Of sammelbands, coutumes, and broadsides

2 min read

With a vast and rich collection of materials spanning 10 centuries, Historical & Special Collections (HSC), in the Harvard Law School Library, is a treasure trove for those interested in tracing the history and development of the law, legal education, law practice, and the history of Harvard Law School. A current exhibit, called “Spanning the Centuries: An Exhibit of Recent Acquisitions, 1579-1868,” highlights some new and unusual acquisitions.

A 17th-century book on display, which describes “Remedies for the poor people in the countryside,” is part of a bound collection of separate works, called a sammeband, which also includes the treatise on arbitration from the same period. Apparently, the books were used by the same person, who practiced legal as well as medical triage. These early examples of legal and medical self-help, include engravings guiding the viewer on practices from how to properly bandage wounds to how to stand during an arbitration.

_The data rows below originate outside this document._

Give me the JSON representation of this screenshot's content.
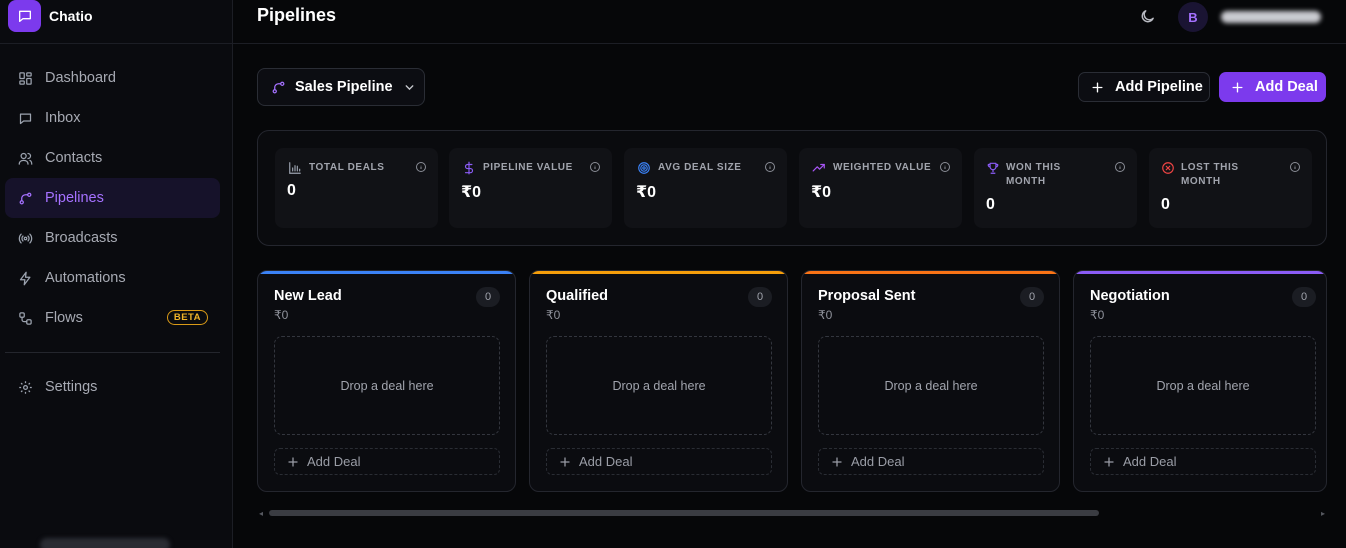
{
  "app": {
    "name": "Chatio",
    "accent": "#7c3aed"
  },
  "sidebar": {
    "items": [
      {
        "label": "Dashboard",
        "icon": "dashboard-icon",
        "active": false
      },
      {
        "label": "Inbox",
        "icon": "inbox-icon",
        "active": false
      },
      {
        "label": "Contacts",
        "icon": "contacts-icon",
        "active": false
      },
      {
        "label": "Pipelines",
        "icon": "pipelines-icon",
        "active": true
      },
      {
        "label": "Broadcasts",
        "icon": "broadcast-icon",
        "active": false
      },
      {
        "label": "Automations",
        "icon": "lightning-icon",
        "active": false
      },
      {
        "label": "Flows",
        "icon": "flows-icon",
        "active": false,
        "badge": "BETA"
      }
    ],
    "settings": {
      "label": "Settings",
      "icon": "gear-icon"
    }
  },
  "header": {
    "title": "Pipelines",
    "avatar_initial": "B"
  },
  "toolbar": {
    "pipeline_select": "Sales Pipeline",
    "add_pipeline": "Add Pipeline",
    "add_deal": "Add Deal"
  },
  "stats": [
    {
      "label": "TOTAL DEALS",
      "value": "0",
      "icon": "bar-chart-icon",
      "icon_color": "#9ca3af"
    },
    {
      "label": "PIPELINE VALUE",
      "value": "₹0",
      "icon": "dollar-icon",
      "icon_color": "#8b5cf6"
    },
    {
      "label": "AVG DEAL SIZE",
      "value": "₹0",
      "icon": "target-icon",
      "icon_color": "#3b82f6"
    },
    {
      "label": "WEIGHTED VALUE",
      "value": "₹0",
      "icon": "trending-up-icon",
      "icon_color": "#a855f7"
    },
    {
      "label": "WON THIS MONTH",
      "value": "0",
      "icon": "trophy-icon",
      "icon_color": "#8b5cf6"
    },
    {
      "label": "LOST THIS MONTH",
      "value": "0",
      "icon": "x-circle-icon",
      "icon_color": "#ef4444"
    }
  ],
  "columns": [
    {
      "title": "New Lead",
      "count": "0",
      "value": "₹0",
      "color": "#3b82f6",
      "drop_text": "Drop a deal here",
      "add_label": "Add Deal"
    },
    {
      "title": "Qualified",
      "count": "0",
      "value": "₹0",
      "color": "#f59e0b",
      "drop_text": "Drop a deal here",
      "add_label": "Add Deal"
    },
    {
      "title": "Proposal Sent",
      "count": "0",
      "value": "₹0",
      "color": "#f97316",
      "drop_text": "Drop a deal here",
      "add_label": "Add Deal"
    },
    {
      "title": "Negotiation",
      "count": "0",
      "value": "₹0",
      "color": "#8b5cf6",
      "drop_text": "Drop a deal here",
      "add_label": "Add Deal"
    }
  ]
}
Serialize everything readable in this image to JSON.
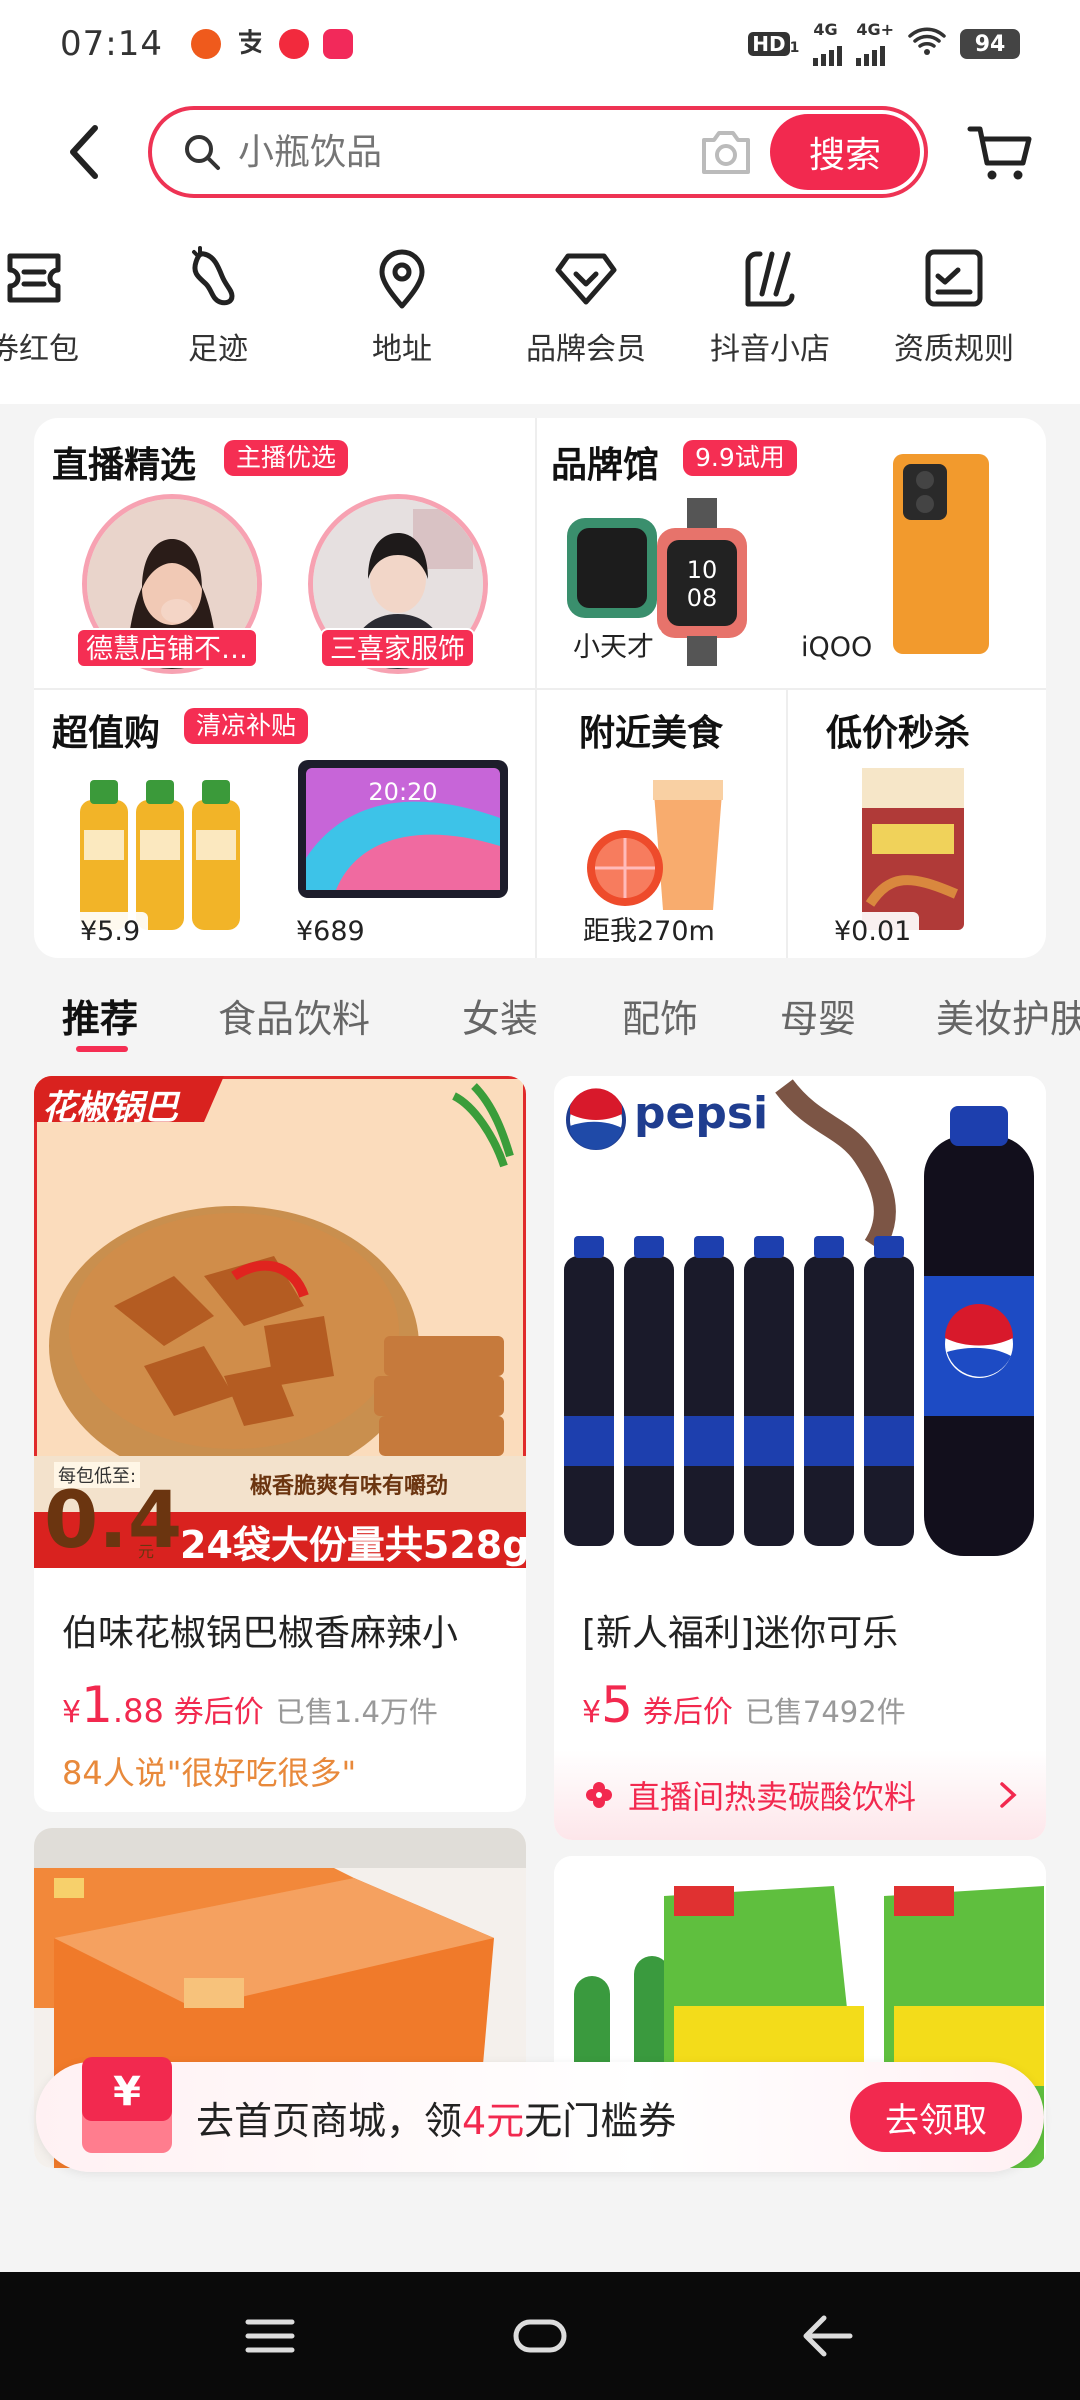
{
  "status_bar": {
    "time": "07:14",
    "hd": "HD",
    "hd_sub": "1",
    "net1": "4G",
    "net2": "4G+",
    "battery": "94"
  },
  "search": {
    "placeholder": "小瓶饮品",
    "button_label": "搜索"
  },
  "shortcuts": [
    {
      "label": "券红包",
      "icon": "coupon-icon"
    },
    {
      "label": "足迹",
      "icon": "footprint-icon"
    },
    {
      "label": "地址",
      "icon": "location-pin-icon"
    },
    {
      "label": "品牌会员",
      "icon": "diamond-icon"
    },
    {
      "label": "抖音小店",
      "icon": "shop-icon"
    },
    {
      "label": "资质规则",
      "icon": "checklist-icon"
    }
  ],
  "promo": {
    "live": {
      "title": "直播精选",
      "tag": "主播优选",
      "hosts": [
        "德慧店铺不…",
        "三喜家服饰"
      ]
    },
    "brand": {
      "title": "品牌馆",
      "tag": "9.9试用",
      "items": [
        "小天才",
        "iQOO"
      ]
    },
    "value": {
      "title": "超值购",
      "tag": "清凉补贴",
      "prices": [
        "¥5.9",
        "¥689"
      ]
    },
    "food": {
      "title": "附近美食",
      "distance": "距我270m"
    },
    "flash": {
      "title": "低价秒杀",
      "price": "¥0.01"
    }
  },
  "categories": [
    "推荐",
    "食品饮料",
    "女装",
    "配饰",
    "母婴",
    "美妆护肤"
  ],
  "products": [
    {
      "banner": "花椒锅巴",
      "per_bag_label": "每包低至:",
      "per_bag_price": "0.4",
      "per_bag_unit": "元",
      "slogan": "椒香脆爽有味有嚼劲",
      "pack": "24袋大份量共528g",
      "title": "伯味花椒锅巴椒香麻辣小",
      "price_yen": "¥",
      "price_int": "1",
      "price_dec": ".88",
      "coupon": "券后价",
      "sold": "已售1.4万件",
      "review": "84人说\"很好吃很多\""
    },
    {
      "brand": "pepsi",
      "title": "[新人福利]迷你可乐",
      "price_yen": "¥",
      "price_int": "5",
      "price_dec": "",
      "coupon": "券后价",
      "sold": "已售7492件",
      "live": "直播间热卖碳酸饮料"
    }
  ],
  "coupon_banner": {
    "text_before": "去首页商城，领",
    "text_highlight": "4元",
    "text_after": "无门槛券",
    "button": "去领取",
    "icon_symbol": "¥"
  },
  "colors": {
    "accent": "#f2294f",
    "review": "#e8893b"
  }
}
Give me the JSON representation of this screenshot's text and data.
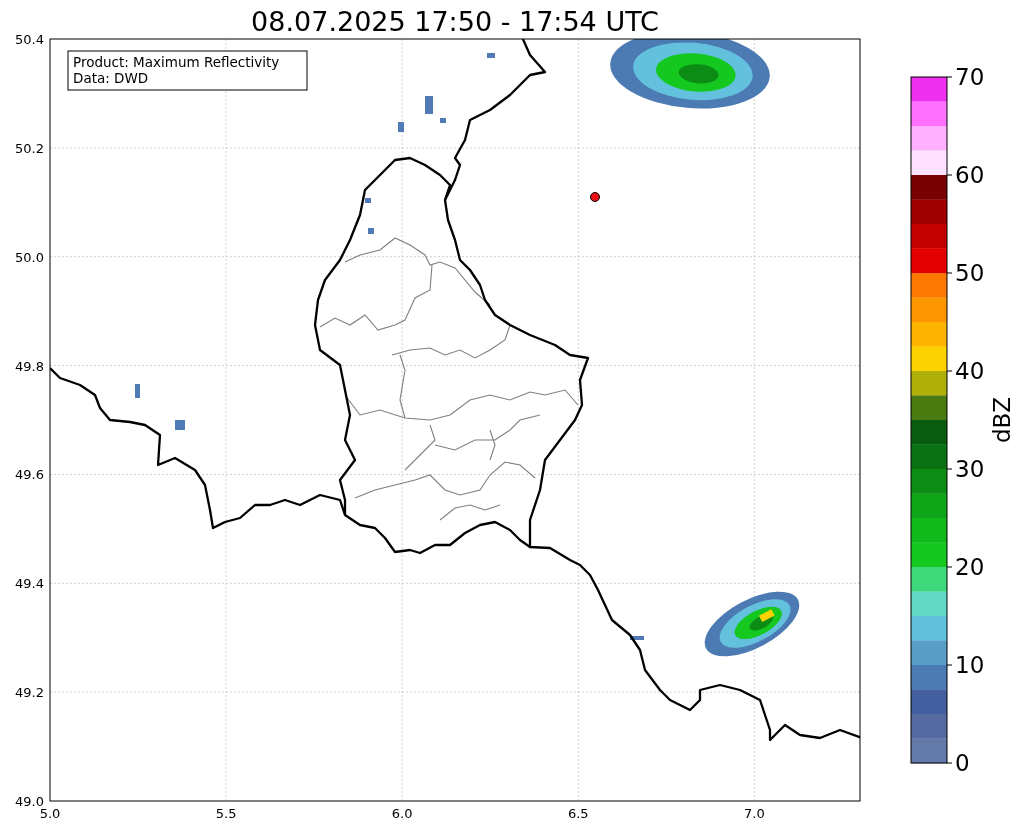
{
  "title": "08.07.2025 17:50 - 17:54 UTC",
  "info_box": [
    "Product: Maximum Reflectivity",
    "Data: DWD"
  ],
  "x_ticks": [
    "5.0",
    "5.5",
    "6.0",
    "6.5",
    "7.0"
  ],
  "y_ticks": [
    "50.4",
    "50.2",
    "50.0",
    "49.8",
    "49.6",
    "49.4",
    "49.2",
    "49.0"
  ],
  "colorbar": {
    "label": "dBZ",
    "ticks": [
      "70",
      "60",
      "50",
      "40",
      "30",
      "20",
      "10",
      "0"
    ],
    "segments": [
      {
        "color": "#f030f0"
      },
      {
        "color": "#ff70ff"
      },
      {
        "color": "#ffb0ff"
      },
      {
        "color": "#ffe0ff"
      },
      {
        "color": "#780000"
      },
      {
        "color": "#a00000"
      },
      {
        "color": "#c40000"
      },
      {
        "color": "#e40000"
      },
      {
        "color": "#fc7800"
      },
      {
        "color": "#fc9600"
      },
      {
        "color": "#fcb400"
      },
      {
        "color": "#fcd200"
      },
      {
        "color": "#b0b00a"
      },
      {
        "color": "#4a7a10"
      },
      {
        "color": "#085c10"
      },
      {
        "color": "#0a7212"
      },
      {
        "color": "#0c8c15"
      },
      {
        "color": "#10a419"
      },
      {
        "color": "#10b81a"
      },
      {
        "color": "#14c820"
      },
      {
        "color": "#3fd87a"
      },
      {
        "color": "#63d9c5"
      },
      {
        "color": "#63c1de"
      },
      {
        "color": "#5a9ec8"
      },
      {
        "color": "#4c7ab3"
      },
      {
        "color": "#4560a1"
      },
      {
        "color": "#566aa2"
      },
      {
        "color": "#6379a7"
      }
    ]
  }
}
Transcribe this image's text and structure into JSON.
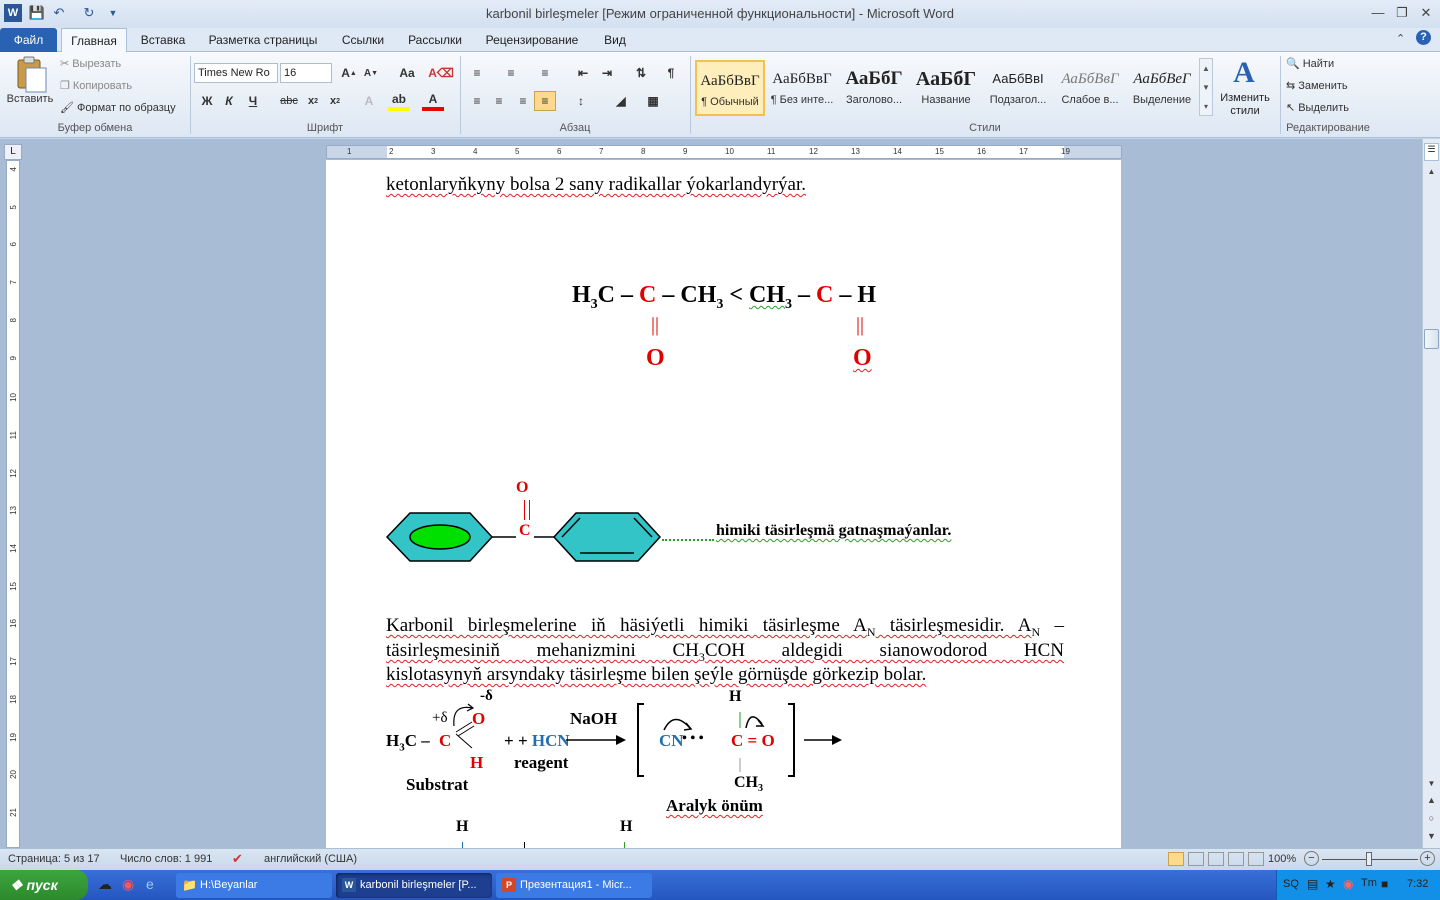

Part of the exhibit features the latest additions to the library’s “true crime collections.” The HLS Library has a robust collection of Anglo-American “trials and broadsides” which often present sensational details of crime and punishment (broadsides are typically a single page while trials are more often booklets or pamphlets). They include stories of murders and executions, such as the case of Elizabeth Brownrigg, an 18th-century woman who was executed for torturing and starving several of her apprentice servants.

The exhibit is on view through August 22, 2014 in the Caspersen Room, Langdell Hall, weekdays 9 to 5.